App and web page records
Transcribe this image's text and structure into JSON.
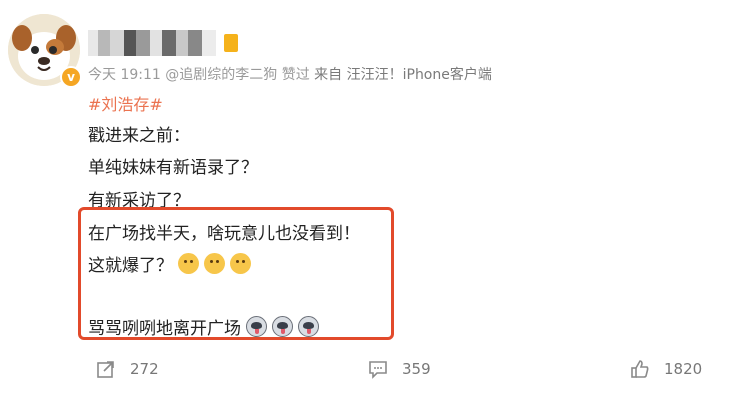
{
  "post": {
    "meta": {
      "time": "今天 19:11",
      "liked_by": "@追剧综的李二狗 赞过",
      "source": "来自 汪汪汪！iPhone客户端"
    },
    "hashtag": "#刘浩存#",
    "lines": [
      "戳进来之前：",
      "单纯妹妹有新语录了？",
      "有新采访了？",
      "在广场找半天，啥玩意儿也没看到！",
      "这就爆了？",
      "骂骂咧咧地离开广场"
    ]
  },
  "actions": {
    "repost_count": "272",
    "comment_count": "359",
    "like_count": "1820"
  },
  "icons": {
    "avatar": "dog-avatar",
    "verified": "verified-v-icon",
    "member": "member-icon",
    "repost": "repost-icon",
    "comment": "comment-icon",
    "like": "thumbs-up-icon",
    "emoji_row1": "dog-face-emoji",
    "emoji_row2": "husky-face-emoji"
  },
  "colors": {
    "hashtag": "#eb7350",
    "highlight_box": "#e24a2b",
    "meta_text": "#9a9a9a"
  }
}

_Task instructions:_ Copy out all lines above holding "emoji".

_Result of the exercise:_
    "emoji_row1": "dog-face-emoji",
    "emoji_row2": "husky-face-emoji"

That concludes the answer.